Everything you need to know about the Youth Olympic Games
Almost 80 Canadians competing in Switzerland
Nobody’s going to be yelling at these kids to go outside and play this winter.
Around 1,880 teen athletes are preparing to descend on Lausanne, Switzerland, for the 2020 Youth Winter Olympic Games — and they love snow and ice.
The best winter athletes from more than 70 countries will be coming together for the international sporting event, which runs from Jan. 9-22.
The competitors, who are between the ages of 15 and 18, are expected to push themselves to the limits in the hopes of winning a medal in one of eight categories: skiing, snowboarding, ice hockey, skating, bobsleigh, skeleton, curling and luge.
Like the actual Olympic Games, the Youth Olympic Games switch from summer to winter sports every two years.
Organizers have added a handful of new events to the winter roster this year.
One of them is ski mountaineering or “skimo,” which involves athletes racing up and down snowy terrain on skis or, in some cases, on foot with their skis strapped to their backs.
There are some other firsts for the Winter Youth Olympic Games this time around.
While the city of Lausanne is hosting the medal ceremonies and other key events, the competition will be spread across Switzerland and France, which makes this the first time these games are being held in two countries at once.
This will also be the first gender-balanced Winter Youth Olympic Games, meaning half the competitors are male and the other half are female.
Curler Lauren Rajala, who won gold at the 2019 Canada Winter Games and the 2019 Canadian Under-18 Curling Championships, has been chosen as the flag-bearer for Team Canada. (Curling Canada/Infinite Eye Photography)
Canada is sending 78 athletes and 17-year-old curler Lauren Rajala from Garson, Ont., will be at the front of the pack.
As the flag-bearer, Lauren’s job is to lead Team Canada into the opening ceremony on Jan. 9 at the Vaudoise Arena in Lausanne.
“I’m still feeling butterflies from getting the phone call about being the flag-bearer,” she said. “It’s just such an immense honour.”
The event mascot, Yodli, was inspired by a trio of traditionally Swiss animals — a cow, a St. Bernard dog and a goat.
Its name was inspired by a traditional form of singing from that part of the world called yodelling.
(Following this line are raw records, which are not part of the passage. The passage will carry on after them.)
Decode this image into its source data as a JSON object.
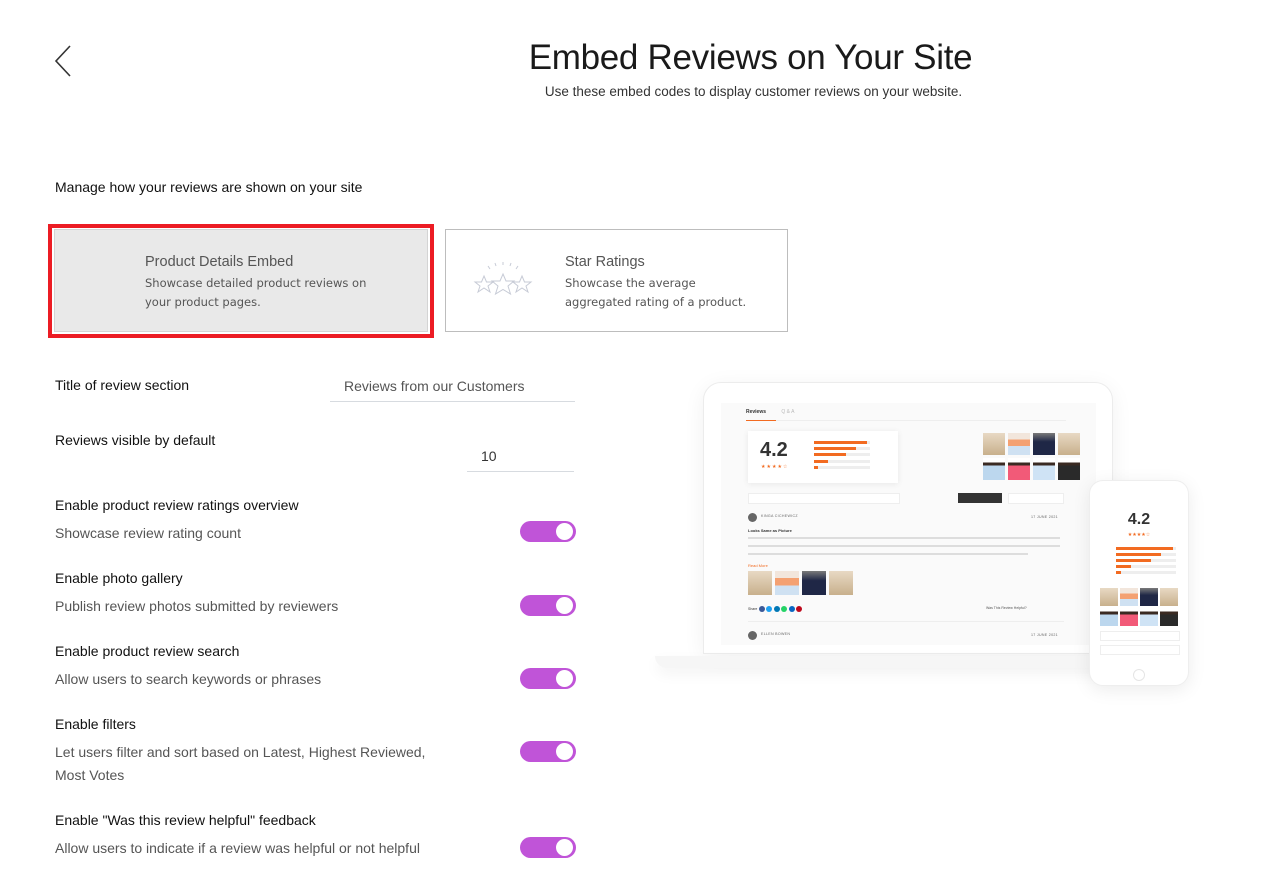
{
  "header": {
    "back_icon": "chevron-left-icon",
    "title": "Embed Reviews on Your Site",
    "subtitle": "Use these embed codes to display customer reviews on your website."
  },
  "section_heading": "Manage how your reviews are shown on your site",
  "embed_types": [
    {
      "title": "Product Details Embed",
      "description": "Showcase detailed product reviews on your product pages.",
      "selected": true
    },
    {
      "title": "Star Ratings",
      "description": "Showcase the average aggregated rating of a product.",
      "icon": "stars-icon",
      "selected": false
    }
  ],
  "fields": {
    "title_label": "Title of review section",
    "title_value": "Reviews from our Customers",
    "count_label": "Reviews visible by default",
    "count_value": "10"
  },
  "options": [
    {
      "title": "Enable product review ratings overview",
      "description": "Showcase review rating count",
      "enabled": true
    },
    {
      "title": "Enable photo gallery",
      "description": "Publish review photos submitted by reviewers",
      "enabled": true
    },
    {
      "title": "Enable product review search",
      "description": "Allow users to search keywords or phrases",
      "enabled": true
    },
    {
      "title": "Enable filters",
      "description": "Let users filter and sort based on Latest, Highest Reviewed, Most Votes",
      "enabled": true
    },
    {
      "title": "Enable \"Was this review helpful\" feedback",
      "description": "Allow users to indicate if a review was helpful or not helpful",
      "enabled": true
    }
  ],
  "colors": {
    "toggle_on": "#c054d8",
    "highlight": "#ec1c24",
    "preview_accent": "#f26b21"
  },
  "preview": {
    "tabs": [
      "Reviews",
      "Q & A"
    ],
    "average_rating": "4.2",
    "stars": "★★★★☆",
    "rating_distribution_fraction": [
      0.95,
      0.75,
      0.58,
      0.25,
      0.08
    ],
    "reviewers": [
      {
        "name": "KINGA CICHEWICZ",
        "date": "17 JUNE 2021",
        "review_title": "Looks Same as Picture",
        "read_more": "Read More"
      },
      {
        "name": "ELLEN BOWEN",
        "date": "17 JUNE 2021"
      }
    ],
    "share_label": "Share",
    "helpful_label": "Was This Review Helpful?"
  }
}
Yodel-ay-hee-hoo!
Maybe we can convince CBC Kids News contributor Arjun Ram to give yodelling a try?
Arjun will be reporting on all of the games' highlights, plus you can watch a stream of the games in action on CBCSports.ca or on the CBC Sports app.